The evolving landscape of climate transition planning is increasingly pivotal in driving the global transition toward a low-greenhouse gas and climate-resilient economy, as detailed in a new report by WTW. This shift is propelled not only by escalating regulatory requirements for businesses to disclose their net-zero roadmaps but also by presenting a distinctive business opportunity.
Transition planning now forms a crucial component of business strategy, addressing the risks and opportunities stemming from the worldwide movement toward a low-carbon future. Organizations and their risk managers are encouraged to adopt a more dynamic approach to comprehending their transition risks, facilitating a clearer understanding of the interplay between risks and their causes and effects. Businesses encounter various uncertainties on their path to net-zero transition, including policy, legal, and market changes. These uncertainties could result in significant alterations in asset values and cash flows or heightened operational costs. Strategies to mitigate the impact of climate change on businesses include purchasing insurance, exploring alternative risk transfer options, divesting from high-emitting assets, or transitioning business models to reduce carbon footprints and greenhouse gas emissions.
Integrating Climate Risk Quantification
The initial step in this process involves quantifying climate risks that could erode business value. By leveraging modeling and analytical tools, organizations can integrate climate risk quantification into their business and financial planning. This approach aids in embedding transition planning into business strategies, achieving anticipated returns while managing climate risks, and fulfilling evolving climate reporting obligations. Regulatory momentum for robust transition plans and climate risk quantification is gaining traction. In 2023, the International Sustainability Standards Board (ISSB) finalized its International Financial Reporting Standards (IFRS) with the publication of Standard 1 Sustainability-related Disclosure Standard and Standard 2 Climate-related Disclosure Standards (IFRS S1 and S2). Notably, IFRS S2 encompasses provisions for disclosing transition plans.
Furthermore, the Corporate Sustainability Reporting Directive (CSRD) in the EU mandates that all listed and large companies disclose a transition plan aligned with a 1.5 degrees Celsius global warming scenario in their annual reports.

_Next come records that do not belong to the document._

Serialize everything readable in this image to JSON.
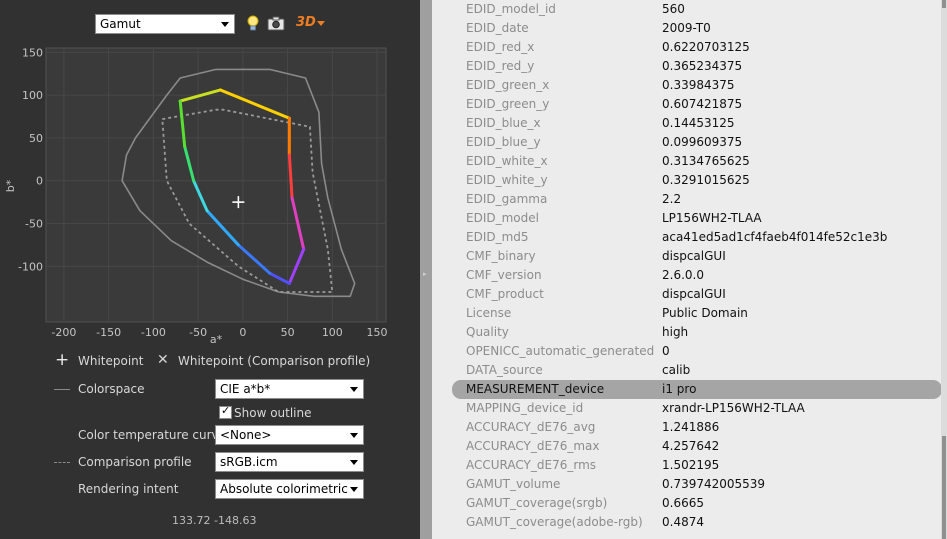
{
  "toolbar": {
    "view_select": "Gamut",
    "icons": [
      "lightbulb-icon",
      "camera-icon",
      "3d-icon"
    ],
    "label_3d": "3D"
  },
  "chart_data": {
    "type": "scatter",
    "xlabel": "a*",
    "ylabel": "b*",
    "xlim": [
      -220,
      160
    ],
    "ylim": [
      -165,
      155
    ],
    "xticks": [
      "-200",
      "-150",
      "-100",
      "-50",
      "0",
      "50",
      "100",
      "150"
    ],
    "yticks": [
      "150",
      "100",
      "50",
      "0",
      "-50",
      "-100"
    ],
    "grid": true,
    "series": [
      {
        "values": [
          [
            -70,
            93
          ],
          [
            -25,
            106
          ],
          [
            52,
            73
          ],
          [
            52,
            30
          ],
          [
            55,
            -20
          ],
          [
            68,
            -80
          ],
          [
            52,
            -120
          ],
          [
            30,
            -108
          ],
          [
            -5,
            -75
          ],
          [
            -40,
            -35
          ],
          [
            -55,
            0
          ],
          [
            -65,
            40
          ],
          [
            -70,
            93
          ]
        ]
      },
      {
        "values": [
          [
            -90,
            72
          ],
          [
            -30,
            83
          ],
          [
            -22,
            83
          ],
          [
            75,
            63
          ],
          [
            78,
            10
          ],
          [
            95,
            -80
          ],
          [
            100,
            -130
          ],
          [
            40,
            -130
          ],
          [
            -5,
            -100
          ],
          [
            -60,
            -50
          ],
          [
            -85,
            0
          ],
          [
            -90,
            72
          ]
        ]
      },
      {
        "values": [
          [
            -120,
            50
          ],
          [
            -85,
            100
          ],
          [
            -70,
            120
          ],
          [
            -30,
            130
          ],
          [
            30,
            130
          ],
          [
            70,
            120
          ],
          [
            85,
            80
          ],
          [
            88,
            20
          ],
          [
            95,
            -20
          ],
          [
            110,
            -80
          ],
          [
            125,
            -120
          ],
          [
            120,
            -135
          ],
          [
            80,
            -135
          ],
          [
            40,
            -130
          ],
          [
            0,
            -115
          ],
          [
            -40,
            -95
          ],
          [
            -80,
            -70
          ],
          [
            -115,
            -35
          ],
          [
            -135,
            0
          ],
          [
            -130,
            30
          ],
          [
            -120,
            50
          ]
        ]
      }
    ],
    "whitepoint": [
      -5,
      -25
    ]
  },
  "legend": {
    "whitepoint": "Whitepoint",
    "whitepoint_comparison": "Whitepoint (Comparison profile)"
  },
  "options": {
    "colorspace_label": "Colorspace",
    "colorspace_value": "CIE a*b*",
    "show_outline_label": "Show outline",
    "show_outline_checked": true,
    "color_temp_label": "Color temperature curve",
    "color_temp_value": "<None>",
    "comparison_label": "Comparison profile",
    "comparison_value": "sRGB.icm",
    "intent_label": "Rendering intent",
    "intent_value": "Absolute colorimetric"
  },
  "coords_readout": "133.72 -148.63",
  "properties": [
    {
      "key": "EDID_model_id",
      "value": "560"
    },
    {
      "key": "EDID_date",
      "value": "2009-T0"
    },
    {
      "key": "EDID_red_x",
      "value": "0.6220703125"
    },
    {
      "key": "EDID_red_y",
      "value": "0.365234375"
    },
    {
      "key": "EDID_green_x",
      "value": "0.33984375"
    },
    {
      "key": "EDID_green_y",
      "value": "0.607421875"
    },
    {
      "key": "EDID_blue_x",
      "value": "0.14453125"
    },
    {
      "key": "EDID_blue_y",
      "value": "0.099609375"
    },
    {
      "key": "EDID_white_x",
      "value": "0.3134765625"
    },
    {
      "key": "EDID_white_y",
      "value": "0.3291015625"
    },
    {
      "key": "EDID_gamma",
      "value": "2.2"
    },
    {
      "key": "EDID_model",
      "value": "LP156WH2-TLAA"
    },
    {
      "key": "EDID_md5",
      "value": "aca41ed5ad1cf4faeb4f014fe52c1e3b"
    },
    {
      "key": "CMF_binary",
      "value": "dispcalGUI"
    },
    {
      "key": "CMF_version",
      "value": "2.6.0.0"
    },
    {
      "key": "CMF_product",
      "value": "dispcalGUI"
    },
    {
      "key": "License",
      "value": "Public Domain"
    },
    {
      "key": "Quality",
      "value": "high"
    },
    {
      "key": "OPENICC_automatic_generated",
      "value": "0"
    },
    {
      "key": "DATA_source",
      "value": "calib"
    },
    {
      "key": "MEASUREMENT_device",
      "value": "i1 pro",
      "selected": true
    },
    {
      "key": "MAPPING_device_id",
      "value": "xrandr-LP156WH2-TLAA"
    },
    {
      "key": "ACCURACY_dE76_avg",
      "value": "1.241886"
    },
    {
      "key": "ACCURACY_dE76_max",
      "value": "4.257642"
    },
    {
      "key": "ACCURACY_dE76_rms",
      "value": "1.502195"
    },
    {
      "key": "GAMUT_volume",
      "value": "0.739742005539"
    },
    {
      "key": "GAMUT_coverage(srgb)",
      "value": "0.6665"
    },
    {
      "key": "GAMUT_coverage(adobe-rgb)",
      "value": "0.4874"
    }
  ]
}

In the US, the Securities Exchange Commission climate proposal necessitates organizations to disclose transition plans as part of their climate-related risk management strategy. The year also witnessed the launch of the Transition Plan Taskforce Disclosure Framework, a UK-based initiative aimed at assisting organizations in developing comprehensive transition plans in line with IFRS S2 requirements. This framework aligns with the transition plan guidance developed by the Glasgow Finance Alliance for Net Zero, fostering international convergence around defining robust and credible transition plans.
Moving Beyond Carbon in Quantifying Transition Risks entails considering metrics beyond emissions alone. While emissions-based metrics appear objective and easily verifiable by external stakeholders, they may not fully capture an organization’s exposure to transition risks. A 2023 joint report from WTW and the Institution of International Finance highlights the limitations of GHG emissions as a sole indicator. These emissions metrics often suffer from reporting biases, are backward-looking, and may not accurately reflect a firm’s profitability affected by increased emissions costs, including potential carbon taxes.
Moreover, the report emphasizes a low correlation between financial risk and carbon intensity, suggesting that a comprehensive transition plan should encompass a broader range of metrics and considerations.